Dogs have taught me lessons that should have been obvious years ago. One of them is that how you say something is frequently more important than what you say. I can tell my dog she is an ugly bitch, but if I say it nicely she wags her tail. However, I don't recommend guys trying this with their spouses or girlfriends. Always consider your audience.

Quoting statistics can give stupidity a measure of importance that it may not deserve. For example: "One seventh of your life is spent on Mondays." Yikes. I need to pay more attention to what I do on Mondays.

Statistics is good at misleading people by giving emphasis to irrelevancy: "The median age in the United States is 32 years old, while the median age in Mexico is 16." Wow! Here the emphasis is on the difference, but it's not the difference that is of concern. Each country does face a unique and significant set of problems because its own median age group, but these problems do not arise from the difference. Averages can also be very misleading. For example, if you put a man's head in an oven and his feet in a freezer, on the average he is comfortable.

Facts, although interesting, may also be misleading. "I have these friends Bob and Sharon. Sharon is almost two feet taller than Bob." Holy cow! Impressive until you consider that Sharon is an adult and Bob is her 6 years old son. There is a version of an old saying that goes: "I have seen the truth and it makes no sense." We try to make sense out of facts, even if we don't have all the facts. It's human nature. And we rarely have all the facts. As some wit once said, "You can't tell which way the train went by looking at the tracks."

I was addressing a large group of prospective students and parents at my college when a parent inquired about how long it would take to graduate if someone had dual majors.

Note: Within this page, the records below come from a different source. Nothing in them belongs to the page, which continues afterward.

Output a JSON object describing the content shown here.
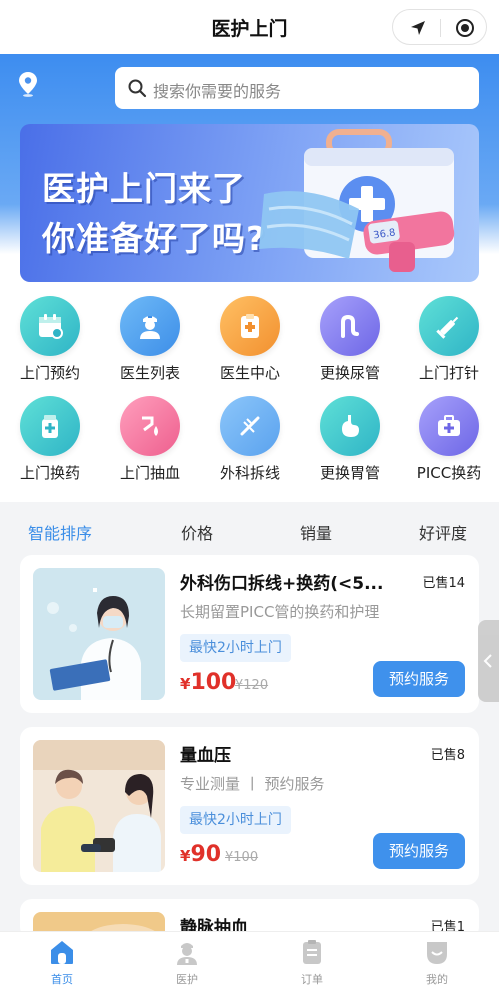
{
  "header": {
    "title": "医护上门"
  },
  "search": {
    "placeholder": "搜索你需要的服务"
  },
  "banner": {
    "line1": "医护上门来了",
    "line2": "你准备好了吗?"
  },
  "grid": [
    {
      "label": "上门预约",
      "icon": "calendar-icon",
      "color": "#3fc9c8"
    },
    {
      "label": "医生列表",
      "icon": "doctor-icon",
      "color": "#4aa6f0"
    },
    {
      "label": "医生中心",
      "icon": "clipboard-icon",
      "color": "#f5a443"
    },
    {
      "label": "更换尿管",
      "icon": "catheter-icon",
      "color": "#8b85f0"
    },
    {
      "label": "上门打针",
      "icon": "syringe-icon",
      "color": "#3fc9c8"
    },
    {
      "label": "上门换药",
      "icon": "medicine-icon",
      "color": "#3fc9c8"
    },
    {
      "label": "上门抽血",
      "icon": "blood-draw-icon",
      "color": "#f27aa0"
    },
    {
      "label": "外科拆线",
      "icon": "suture-icon",
      "color": "#4aa6f0"
    },
    {
      "label": "更换胃管",
      "icon": "stomach-icon",
      "color": "#3fc9c8"
    },
    {
      "label": "PICC换药",
      "icon": "medkit-icon",
      "color": "#8b85f0"
    }
  ],
  "sort": [
    "智能排序",
    "价格",
    "销量",
    "好评度"
  ],
  "cards": [
    {
      "name": "外科伤口拆线+换药(<5...",
      "sold": "已售14",
      "desc": "长期留置PICC管的换药和护理",
      "tag": "最快2小时上门",
      "currency": "¥",
      "price": "100",
      "orig": "¥120",
      "button": "预约服务"
    },
    {
      "name": "量血压",
      "sold": "已售8",
      "desc": "专业测量 丨 预约服务",
      "tag": "最快2小时上门",
      "currency": "¥",
      "price": "90",
      "orig": "¥100",
      "button": "预约服务"
    },
    {
      "name": "静脉抽血",
      "sold": "已售1"
    }
  ],
  "tabs": [
    {
      "label": "首页",
      "icon": "home-icon"
    },
    {
      "label": "医护",
      "icon": "nurse-icon"
    },
    {
      "label": "订单",
      "icon": "order-icon"
    },
    {
      "label": "我的",
      "icon": "profile-icon"
    }
  ],
  "colors": {
    "accent": "#3b8ee8",
    "price": "#e0312a"
  }
}
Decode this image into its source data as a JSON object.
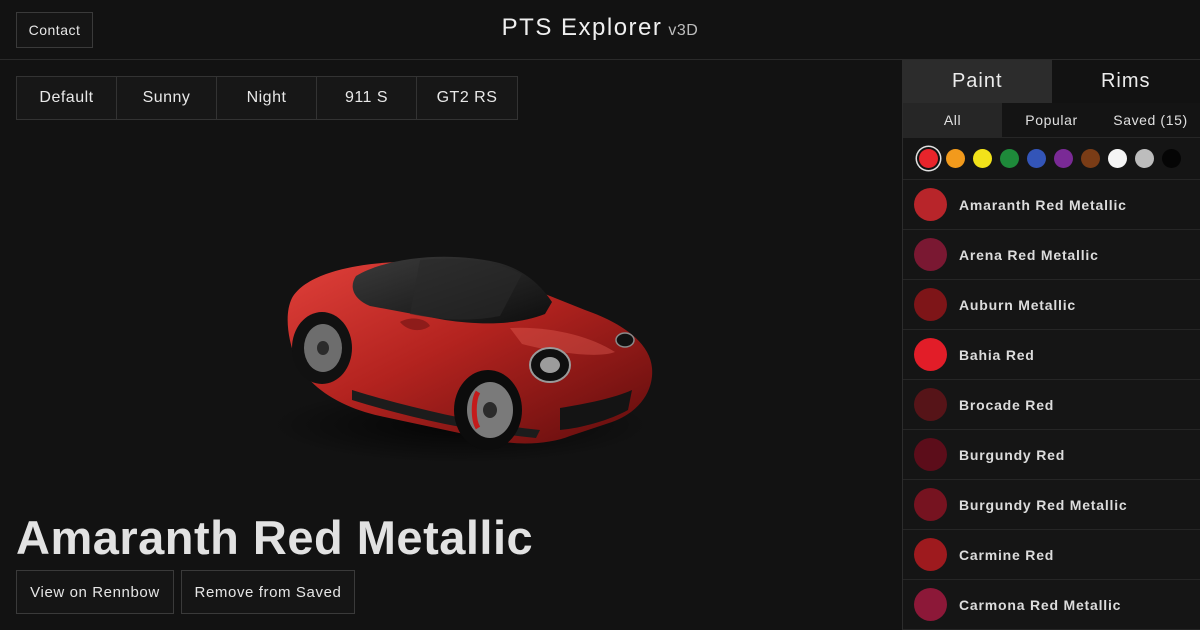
{
  "header": {
    "contact_label": "Contact",
    "title": "PTS Explorer",
    "version": "v3D"
  },
  "segments": [
    {
      "label": "Default",
      "active": true
    },
    {
      "label": "Sunny",
      "active": false
    },
    {
      "label": "Night",
      "active": false
    },
    {
      "label": "911 S",
      "active": true
    },
    {
      "label": "GT2 RS",
      "active": false
    }
  ],
  "car": {
    "selected_name": "Amaranth Red Metallic",
    "body_color": "#b3231f"
  },
  "actions": {
    "view_label": "View on Rennbow",
    "remove_label": "Remove from Saved"
  },
  "sidebar": {
    "main_tabs": [
      {
        "label": "Paint",
        "active": true
      },
      {
        "label": "Rims",
        "active": false
      }
    ],
    "filter_tabs": [
      {
        "label": "All",
        "active": true
      },
      {
        "label": "Popular",
        "active": false
      },
      {
        "label": "Saved (15)",
        "active": false
      }
    ],
    "color_filters": [
      {
        "name": "red",
        "color": "#e8242b",
        "selected": true
      },
      {
        "name": "orange",
        "color": "#f29a1c",
        "selected": false
      },
      {
        "name": "yellow",
        "color": "#f2e21a",
        "selected": false
      },
      {
        "name": "green",
        "color": "#1e8a3a",
        "selected": false
      },
      {
        "name": "blue",
        "color": "#3355b8",
        "selected": false
      },
      {
        "name": "purple",
        "color": "#7a2a96",
        "selected": false
      },
      {
        "name": "brown",
        "color": "#7a3c16",
        "selected": false
      },
      {
        "name": "white",
        "color": "#f5f5f5",
        "selected": false
      },
      {
        "name": "silver",
        "color": "#bdbdbd",
        "selected": false
      },
      {
        "name": "black",
        "color": "#050505",
        "selected": false
      }
    ],
    "paints": [
      {
        "name": "Amaranth Red Metallic",
        "color": "#b8252a"
      },
      {
        "name": "Arena Red Metallic",
        "color": "#7a1832"
      },
      {
        "name": "Auburn Metallic",
        "color": "#7e1518"
      },
      {
        "name": "Bahia Red",
        "color": "#e21d28"
      },
      {
        "name": "Brocade Red",
        "color": "#561418"
      },
      {
        "name": "Burgundy Red",
        "color": "#5c0d1a"
      },
      {
        "name": "Burgundy Red Metallic",
        "color": "#761320"
      },
      {
        "name": "Carmine Red",
        "color": "#9e1a1e"
      },
      {
        "name": "Carmona Red Metallic",
        "color": "#8c1838"
      }
    ]
  }
}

I replied that it is almost impossible to complete a dual major in four years. I then added that it took me 19 years to finish my undergraduate degree. I left out the part about my 14 years in the military before finishing school. Why let facts detract from leaving a big impression.

One frequently used phrase, "All things being equal..." is a really stupid assumption that I hear all too often in science, math, statistics, economics, and many other disciplines. How often do all things remain equal or constant? "All things being equal, fat people use more soap."

Communication is the most versatile and powerful tool man has at his disposal. "The pen is mightier than the sword" was written by Edward Bulwer-Lytton back in 1839 in a play he was writing. Communication can be, and is, used for many purposes that are harmful and/or inappropriate. Even the careful application of terror is a form of communication. Most of the world's problems can be blamed on poor communication. We tend to believe those who communicate the most eloquently, regardless of whether they are right or full of crap. As one Jack Handy wannabe said, "I once heard the voice of God. It said 'Vrrrrmmmmm.' Unless it was just a lawn mower."